• Work order: What is needed is an exact copy of the records, with the images left out.
= Beginning of Section =
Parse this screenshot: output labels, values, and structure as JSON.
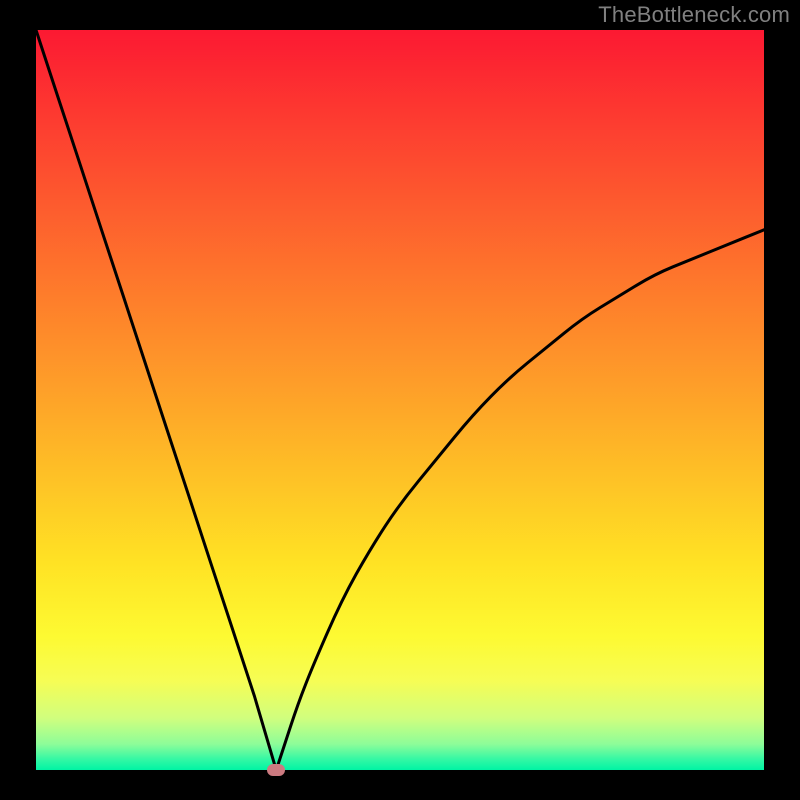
{
  "watermark": "TheBottleneck.com",
  "chart_data": {
    "type": "line",
    "title": "",
    "xlabel": "",
    "ylabel": "",
    "xlim": [
      0,
      100
    ],
    "ylim": [
      0,
      100
    ],
    "curve_min_x": 33,
    "curve": [
      {
        "x": 0,
        "y": 100
      },
      {
        "x": 3,
        "y": 91
      },
      {
        "x": 6,
        "y": 82
      },
      {
        "x": 9,
        "y": 73
      },
      {
        "x": 12,
        "y": 64
      },
      {
        "x": 15,
        "y": 55
      },
      {
        "x": 18,
        "y": 46
      },
      {
        "x": 21,
        "y": 37
      },
      {
        "x": 24,
        "y": 28
      },
      {
        "x": 27,
        "y": 19
      },
      {
        "x": 30,
        "y": 10
      },
      {
        "x": 33,
        "y": 0
      },
      {
        "x": 34,
        "y": 3
      },
      {
        "x": 36,
        "y": 9
      },
      {
        "x": 38,
        "y": 14
      },
      {
        "x": 42,
        "y": 23
      },
      {
        "x": 46,
        "y": 30
      },
      {
        "x": 50,
        "y": 36
      },
      {
        "x": 55,
        "y": 42
      },
      {
        "x": 60,
        "y": 48
      },
      {
        "x": 65,
        "y": 53
      },
      {
        "x": 70,
        "y": 57
      },
      {
        "x": 75,
        "y": 61
      },
      {
        "x": 80,
        "y": 64
      },
      {
        "x": 85,
        "y": 67
      },
      {
        "x": 90,
        "y": 69
      },
      {
        "x": 95,
        "y": 71
      },
      {
        "x": 100,
        "y": 73
      }
    ],
    "marker": {
      "x": 33,
      "y": 0
    },
    "colors": {
      "curve": "#000000",
      "bg_top": "#fc1932",
      "bg_bottom": "#00f4a4",
      "marker": "#cc7a80",
      "frame": "#000000"
    }
  }
}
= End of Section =
• Exercise answer:
Parse this screenshot: output labels, values, and structure as JSON.
{
  "watermark": "TheBottleneck.com",
  "chart_data": {
    "type": "line",
    "title": "",
    "xlabel": "",
    "ylabel": "",
    "xlim": [
      0,
      100
    ],
    "ylim": [
      0,
      100
    ],
    "curve_min_x": 33,
    "curve": [
      {
        "x": 0,
        "y": 100
      },
      {
        "x": 3,
        "y": 91
      },
      {
        "x": 6,
        "y": 82
      },
      {
        "x": 9,
        "y": 73
      },
      {
        "x": 12,
        "y": 64
      },
      {
        "x": 15,
        "y": 55
      },
      {
        "x": 18,
        "y": 46
      },
      {
        "x": 21,
        "y": 37
      },
      {
        "x": 24,
        "y": 28
      },
      {
        "x": 27,
        "y": 19
      },
      {
        "x": 30,
        "y": 10
      },
      {
        "x": 33,
        "y": 0
      },
      {
        "x": 34,
        "y": 3
      },
      {
        "x": 36,
        "y": 9
      },
      {
        "x": 38,
        "y": 14
      },
      {
        "x": 42,
        "y": 23
      },
      {
        "x": 46,
        "y": 30
      },
      {
        "x": 50,
        "y": 36
      },
      {
        "x": 55,
        "y": 42
      },
      {
        "x": 60,
        "y": 48
      },
      {
        "x": 65,
        "y": 53
      },
      {
        "x": 70,
        "y": 57
      },
      {
        "x": 75,
        "y": 61
      },
      {
        "x": 80,
        "y": 64
      },
      {
        "x": 85,
        "y": 67
      },
      {
        "x": 90,
        "y": 69
      },
      {
        "x": 95,
        "y": 71
      },
      {
        "x": 100,
        "y": 73
      }
    ],
    "marker": {
      "x": 33,
      "y": 0
    },
    "colors": {
      "curve": "#000000",
      "bg_top": "#fc1932",
      "bg_bottom": "#00f4a4",
      "marker": "#cc7a80",
      "frame": "#000000"
    }
  }
}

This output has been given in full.